What you need to do:
Repeat every entry exactly as it stands. Omit the images.

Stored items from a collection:
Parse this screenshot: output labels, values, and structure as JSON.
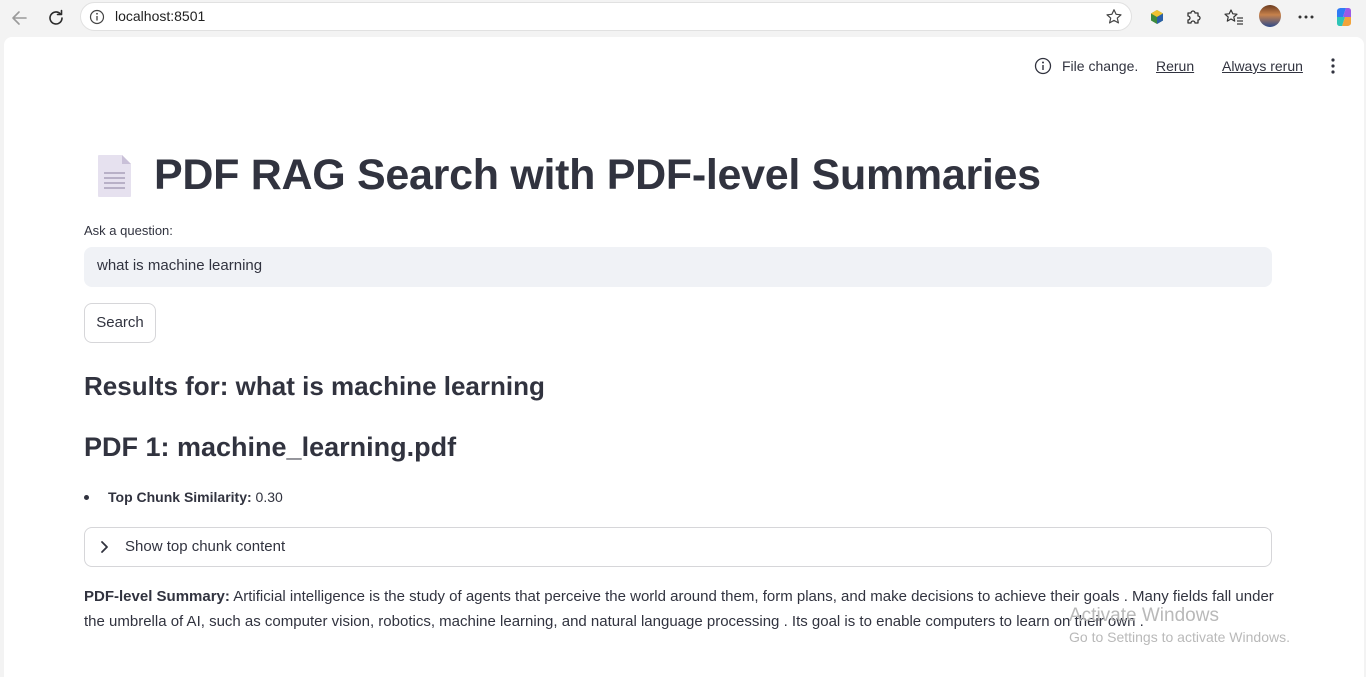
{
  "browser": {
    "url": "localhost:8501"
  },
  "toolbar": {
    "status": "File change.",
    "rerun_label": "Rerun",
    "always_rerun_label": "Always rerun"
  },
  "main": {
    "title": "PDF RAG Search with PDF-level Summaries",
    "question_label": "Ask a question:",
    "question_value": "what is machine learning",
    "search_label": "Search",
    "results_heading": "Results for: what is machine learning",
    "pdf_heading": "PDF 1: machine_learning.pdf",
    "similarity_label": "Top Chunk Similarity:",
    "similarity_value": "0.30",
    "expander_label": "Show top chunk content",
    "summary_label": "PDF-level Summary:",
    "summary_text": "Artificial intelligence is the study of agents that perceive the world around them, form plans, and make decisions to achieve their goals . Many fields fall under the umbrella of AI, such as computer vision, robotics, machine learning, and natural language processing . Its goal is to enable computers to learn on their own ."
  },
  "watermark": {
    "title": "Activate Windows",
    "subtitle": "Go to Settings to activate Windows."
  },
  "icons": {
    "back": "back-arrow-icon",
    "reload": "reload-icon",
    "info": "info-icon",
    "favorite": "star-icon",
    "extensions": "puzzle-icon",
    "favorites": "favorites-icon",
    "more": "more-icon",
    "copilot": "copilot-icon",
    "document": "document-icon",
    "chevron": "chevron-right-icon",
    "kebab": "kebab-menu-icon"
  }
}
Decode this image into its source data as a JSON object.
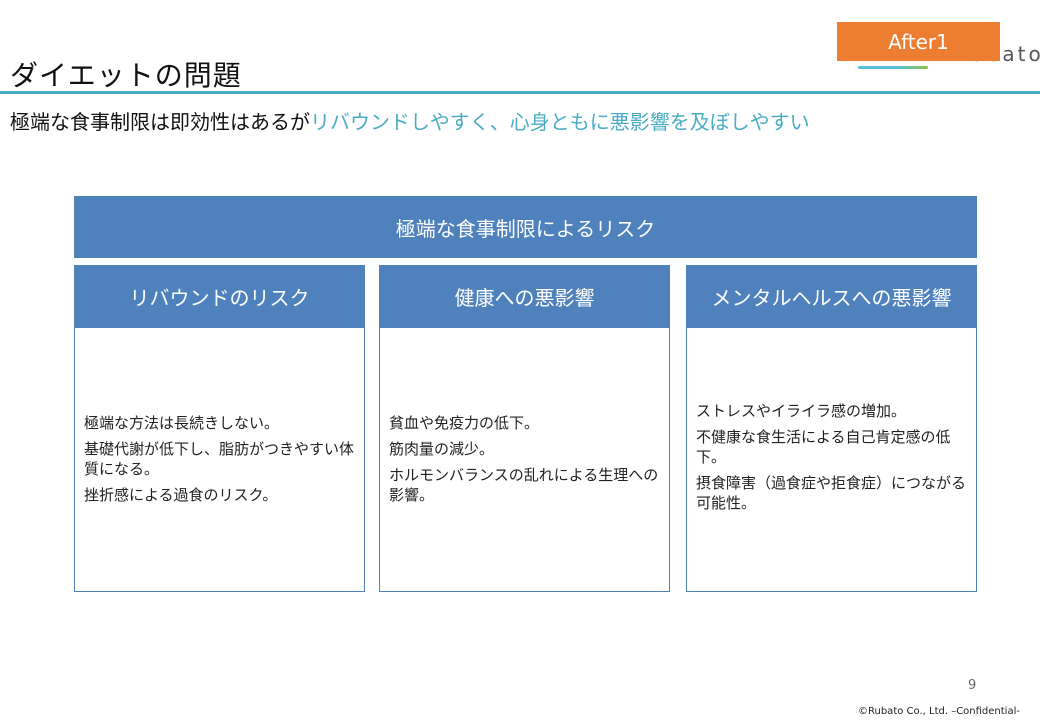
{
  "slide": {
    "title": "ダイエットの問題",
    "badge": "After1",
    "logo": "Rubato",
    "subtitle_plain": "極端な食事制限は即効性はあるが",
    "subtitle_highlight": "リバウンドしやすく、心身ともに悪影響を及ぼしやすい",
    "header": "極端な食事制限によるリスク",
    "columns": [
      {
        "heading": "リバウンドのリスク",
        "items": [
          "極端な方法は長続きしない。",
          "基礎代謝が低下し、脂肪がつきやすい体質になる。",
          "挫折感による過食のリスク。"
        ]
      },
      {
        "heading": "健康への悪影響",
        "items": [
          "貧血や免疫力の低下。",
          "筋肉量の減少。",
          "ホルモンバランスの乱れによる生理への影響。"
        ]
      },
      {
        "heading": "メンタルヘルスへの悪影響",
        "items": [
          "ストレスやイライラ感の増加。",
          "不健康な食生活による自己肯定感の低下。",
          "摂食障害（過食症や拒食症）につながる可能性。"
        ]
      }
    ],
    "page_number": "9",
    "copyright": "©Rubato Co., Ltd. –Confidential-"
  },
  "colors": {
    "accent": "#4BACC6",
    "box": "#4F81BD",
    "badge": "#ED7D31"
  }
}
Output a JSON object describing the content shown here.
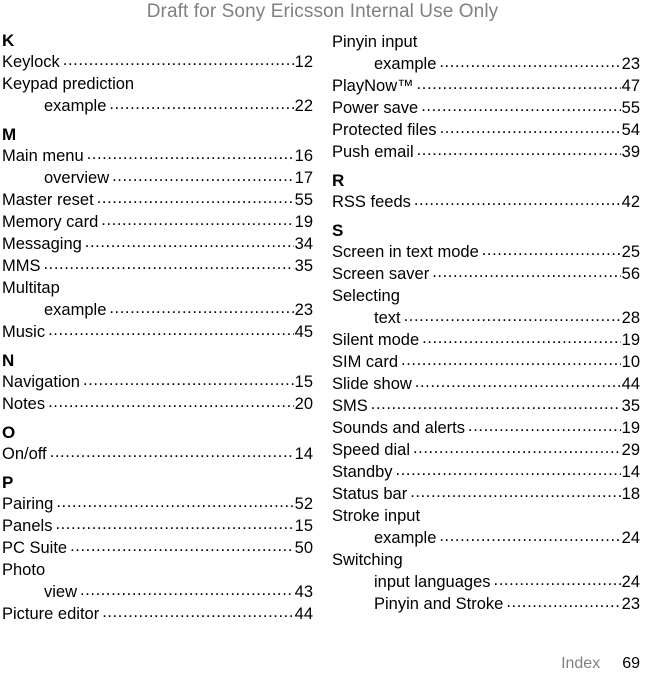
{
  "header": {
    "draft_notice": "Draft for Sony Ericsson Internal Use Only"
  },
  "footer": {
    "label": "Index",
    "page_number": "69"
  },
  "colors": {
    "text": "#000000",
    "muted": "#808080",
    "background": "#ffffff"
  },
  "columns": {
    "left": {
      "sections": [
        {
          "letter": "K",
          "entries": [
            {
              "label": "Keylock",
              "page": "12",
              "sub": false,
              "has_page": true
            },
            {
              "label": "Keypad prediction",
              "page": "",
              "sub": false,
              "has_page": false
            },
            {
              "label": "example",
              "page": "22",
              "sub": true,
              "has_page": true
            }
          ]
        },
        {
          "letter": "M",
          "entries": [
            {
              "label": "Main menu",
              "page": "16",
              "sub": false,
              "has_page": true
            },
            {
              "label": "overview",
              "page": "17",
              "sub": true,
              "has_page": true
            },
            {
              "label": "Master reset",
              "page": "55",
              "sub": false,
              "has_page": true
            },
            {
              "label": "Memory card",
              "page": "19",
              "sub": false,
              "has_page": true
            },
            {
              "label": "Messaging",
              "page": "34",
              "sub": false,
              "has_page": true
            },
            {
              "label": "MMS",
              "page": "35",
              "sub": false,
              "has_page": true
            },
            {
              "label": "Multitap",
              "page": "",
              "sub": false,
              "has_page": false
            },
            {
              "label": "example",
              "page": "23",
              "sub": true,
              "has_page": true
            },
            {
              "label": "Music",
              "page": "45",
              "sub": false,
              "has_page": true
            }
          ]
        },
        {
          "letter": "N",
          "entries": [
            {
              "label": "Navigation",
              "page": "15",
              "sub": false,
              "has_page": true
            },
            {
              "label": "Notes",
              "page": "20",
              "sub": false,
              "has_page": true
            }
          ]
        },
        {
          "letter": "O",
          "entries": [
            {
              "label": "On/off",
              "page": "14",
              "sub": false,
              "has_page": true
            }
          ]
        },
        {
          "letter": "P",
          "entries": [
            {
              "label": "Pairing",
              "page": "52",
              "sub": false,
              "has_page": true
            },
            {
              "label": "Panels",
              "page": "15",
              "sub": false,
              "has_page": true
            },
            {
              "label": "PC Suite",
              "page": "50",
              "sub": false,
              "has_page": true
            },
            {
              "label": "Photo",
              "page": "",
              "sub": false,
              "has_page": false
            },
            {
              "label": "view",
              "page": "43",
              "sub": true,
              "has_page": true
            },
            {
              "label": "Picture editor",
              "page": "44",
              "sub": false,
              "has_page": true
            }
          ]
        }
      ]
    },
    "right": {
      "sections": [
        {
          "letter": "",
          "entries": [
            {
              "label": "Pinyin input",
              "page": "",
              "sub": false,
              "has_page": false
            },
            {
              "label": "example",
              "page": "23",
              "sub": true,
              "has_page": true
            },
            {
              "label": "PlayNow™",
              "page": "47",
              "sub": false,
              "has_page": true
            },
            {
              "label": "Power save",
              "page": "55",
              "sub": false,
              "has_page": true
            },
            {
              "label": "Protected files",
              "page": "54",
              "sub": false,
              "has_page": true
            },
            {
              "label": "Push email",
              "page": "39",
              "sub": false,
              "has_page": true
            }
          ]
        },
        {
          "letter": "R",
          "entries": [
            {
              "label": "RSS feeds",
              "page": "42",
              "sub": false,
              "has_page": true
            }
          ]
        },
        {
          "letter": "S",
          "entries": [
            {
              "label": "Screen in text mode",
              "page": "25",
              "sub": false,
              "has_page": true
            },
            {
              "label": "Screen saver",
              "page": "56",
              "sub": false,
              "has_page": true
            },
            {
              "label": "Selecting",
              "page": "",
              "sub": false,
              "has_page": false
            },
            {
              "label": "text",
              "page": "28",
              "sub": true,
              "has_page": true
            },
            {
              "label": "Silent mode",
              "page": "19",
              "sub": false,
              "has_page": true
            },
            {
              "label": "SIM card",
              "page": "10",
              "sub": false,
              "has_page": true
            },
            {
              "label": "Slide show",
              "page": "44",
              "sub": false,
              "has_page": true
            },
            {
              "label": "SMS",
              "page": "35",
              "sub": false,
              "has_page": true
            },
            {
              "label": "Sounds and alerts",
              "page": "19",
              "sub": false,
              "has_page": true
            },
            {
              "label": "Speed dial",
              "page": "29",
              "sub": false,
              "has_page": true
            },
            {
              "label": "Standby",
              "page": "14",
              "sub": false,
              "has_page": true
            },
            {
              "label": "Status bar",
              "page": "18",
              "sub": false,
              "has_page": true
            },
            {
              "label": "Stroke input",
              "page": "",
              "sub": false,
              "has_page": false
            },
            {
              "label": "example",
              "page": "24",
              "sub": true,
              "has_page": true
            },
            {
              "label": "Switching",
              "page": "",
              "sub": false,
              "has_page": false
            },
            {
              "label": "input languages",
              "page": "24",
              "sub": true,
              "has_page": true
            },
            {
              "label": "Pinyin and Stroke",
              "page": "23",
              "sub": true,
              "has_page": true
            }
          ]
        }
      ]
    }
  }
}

Your response:
Parse this screenshot: output labels, values, and structure as JSON.
{
  "browser": {
    "url": "localhost:8501"
  },
  "toolbar": {
    "status": "File change.",
    "rerun_label": "Rerun",
    "always_rerun_label": "Always rerun"
  },
  "main": {
    "title": "PDF RAG Search with PDF-level Summaries",
    "question_label": "Ask a question:",
    "question_value": "what is machine learning",
    "search_label": "Search",
    "results_heading": "Results for: what is machine learning",
    "pdf_heading": "PDF 1: machine_learning.pdf",
    "similarity_label": "Top Chunk Similarity:",
    "similarity_value": "0.30",
    "expander_label": "Show top chunk content",
    "summary_label": "PDF-level Summary:",
    "summary_text": "Artificial intelligence is the study of agents that perceive the world around them, form plans, and make decisions to achieve their goals . Many fields fall under the umbrella of AI, such as computer vision, robotics, machine learning, and natural language processing . Its goal is to enable computers to learn on their own ."
  },
  "watermark": {
    "title": "Activate Windows",
    "subtitle": "Go to Settings to activate Windows."
  },
  "icons": {
    "back": "back-arrow-icon",
    "reload": "reload-icon",
    "info": "info-icon",
    "favorite": "star-icon",
    "extensions": "puzzle-icon",
    "favorites": "favorites-icon",
    "more": "more-icon",
    "copilot": "copilot-icon",
    "document": "document-icon",
    "chevron": "chevron-right-icon",
    "kebab": "kebab-menu-icon"
  }
}
Decode this image into its source data as a JSON object.
{
  "slide": {
    "title": "ダイエットの問題",
    "badge": "After1",
    "logo": "Rubato",
    "subtitle_plain": "極端な食事制限は即効性はあるが",
    "subtitle_highlight": "リバウンドしやすく、心身ともに悪影響を及ぼしやすい",
    "header": "極端な食事制限によるリスク",
    "columns": [
      {
        "heading": "リバウンドのリスク",
        "items": [
          "極端な方法は長続きしない。",
          "基礎代謝が低下し、脂肪がつきやすい体質になる。",
          "挫折感による過食のリスク。"
        ]
      },
      {
        "heading": "健康への悪影響",
        "items": [
          "貧血や免疫力の低下。",
          "筋肉量の減少。",
          "ホルモンバランスの乱れによる生理への影響。"
        ]
      },
      {
        "heading": "メンタルヘルスへの悪影響",
        "items": [
          "ストレスやイライラ感の増加。",
          "不健康な食生活による自己肯定感の低下。",
          "摂食障害（過食症や拒食症）につながる可能性。"
        ]
      }
    ],
    "page_number": "9",
    "copyright": "©Rubato Co., Ltd. –Confidential-"
  },
  "colors": {
    "accent": "#4BACC6",
    "box": "#4F81BD",
    "badge": "#ED7D31"
  }
}
Output a JSON object describing the content shown here.
{
  "header": {
    "draft_notice": "Draft for Sony Ericsson Internal Use Only"
  },
  "footer": {
    "label": "Index",
    "page_number": "69"
  },
  "colors": {
    "text": "#000000",
    "muted": "#808080",
    "background": "#ffffff"
  },
  "columns": {
    "left": {
      "sections": [
        {
          "letter": "K",
          "entries": [
            {
              "label": "Keylock",
              "page": "12",
              "sub": false,
              "has_page": true
            },
            {
              "label": "Keypad prediction",
              "page": "",
              "sub": false,
              "has_page": false
            },
            {
              "label": "example",
              "page": "22",
              "sub": true,
              "has_page": true
            }
          ]
        },
        {
          "letter": "M",
          "entries": [
            {
              "label": "Main menu",
              "page": "16",
              "sub": false,
              "has_page": true
            },
            {
              "label": "overview",
              "page": "17",
              "sub": true,
              "has_page": true
            },
            {
              "label": "Master reset",
              "page": "55",
              "sub": false,
              "has_page": true
            },
            {
              "label": "Memory card",
              "page": "19",
              "sub": false,
              "has_page": true
            },
            {
              "label": "Messaging",
              "page": "34",
              "sub": false,
              "has_page": true
            },
            {
              "label": "MMS",
              "page": "35",
              "sub": false,
              "has_page": true
            },
            {
              "label": "Multitap",
              "page": "",
              "sub": false,
              "has_page": false
            },
            {
              "label": "example",
              "page": "23",
              "sub": true,
              "has_page": true
            },
            {
              "label": "Music",
              "page": "45",
              "sub": false,
              "has_page": true
            }
          ]
        },
        {
          "letter": "N",
          "entries": [
            {
              "label": "Navigation",
              "page": "15",
              "sub": false,
              "has_page": true
            },
            {
              "label": "Notes",
              "page": "20",
              "sub": false,
              "has_page": true
            }
          ]
        },
        {
          "letter": "O",
          "entries": [
            {
              "label": "On/off",
              "page": "14",
              "sub": false,
              "has_page": true
            }
          ]
        },
        {
          "letter": "P",
          "entries": [
            {
              "label": "Pairing",
              "page": "52",
              "sub": false,
              "has_page": true
            },
            {
              "label": "Panels",
              "page": "15",
              "sub": false,
              "has_page": true
            },
            {
              "label": "PC Suite",
              "page": "50",
              "sub": false,
              "has_page": true
            },
            {
              "label": "Photo",
              "page": "",
              "sub": false,
              "has_page": false
            },
            {
              "label": "view",
              "page": "43",
              "sub": true,
              "has_page": true
            },
            {
              "label": "Picture editor",
              "page": "44",
              "sub": false,
              "has_page": true
            }
          ]
        }
      ]
    },
    "right": {
      "sections": [
        {
          "letter": "",
          "entries": [
            {
              "label": "Pinyin input",
              "page": "",
              "sub": false,
              "has_page": false
            },
            {
              "label": "example",
              "page": "23",
              "sub": true,
              "has_page": true
            },
            {
              "label": "PlayNow™",
              "page": "47",
              "sub": false,
              "has_page": true
            },
            {
              "label": "Power save",
              "page": "55",
              "sub": false,
              "has_page": true
            },
            {
              "label": "Protected files",
              "page": "54",
              "sub": false,
              "has_page": true
            },
            {
              "label": "Push email",
              "page": "39",
              "sub": false,
              "has_page": true
            }
          ]
        },
        {
          "letter": "R",
          "entries": [
            {
              "label": "RSS feeds",
              "page": "42",
              "sub": false,
              "has_page": true
            }
          ]
        },
        {
          "letter": "S",
          "entries": [
            {
              "label": "Screen in text mode",
              "page": "25",
              "sub": false,
              "has_page": true
            },
            {
              "label": "Screen saver",
              "page": "56",
              "sub": false,
              "has_page": true
            },
            {
              "label": "Selecting",
              "page": "",
              "sub": false,
              "has_page": false
            },
            {
              "label": "text",
              "page": "28",
              "sub": true,
              "has_page": true
            },
            {
              "label": "Silent mode",
              "page": "19",
              "sub": false,
              "has_page": true
            },
            {
              "label": "SIM card",
              "page": "10",
              "sub": false,
              "has_page": true
            },
            {
              "label": "Slide show",
              "page": "44",
              "sub": false,
              "has_page": true
            },
            {
              "label": "SMS",
              "page": "35",
              "sub": false,
              "has_page": true
            },
            {
              "label": "Sounds and alerts",
              "page": "19",
              "sub": false,
              "has_page": true
            },
            {
              "label": "Speed dial",
              "page": "29",
              "sub": false,
              "has_page": true
            },
            {
              "label": "Standby",
              "page": "14",
              "sub": false,
              "has_page": true
            },
            {
              "label": "Status bar",
              "page": "18",
              "sub": false,
              "has_page": true
            },
            {
              "label": "Stroke input",
              "page": "",
              "sub": false,
              "has_page": false
            },
            {
              "label": "example",
              "page": "24",
              "sub": true,
              "has_page": true
            },
            {
              "label": "Switching",
              "page": "",
              "sub": false,
              "has_page": false
            },
            {
              "label": "input languages",
              "page": "24",
              "sub": true,
              "has_page": true
            },
            {
              "label": "Pinyin and Stroke",
              "page": "23",
              "sub": true,
              "has_page": true
            }
          ]
        }
      ]
    }
  }
}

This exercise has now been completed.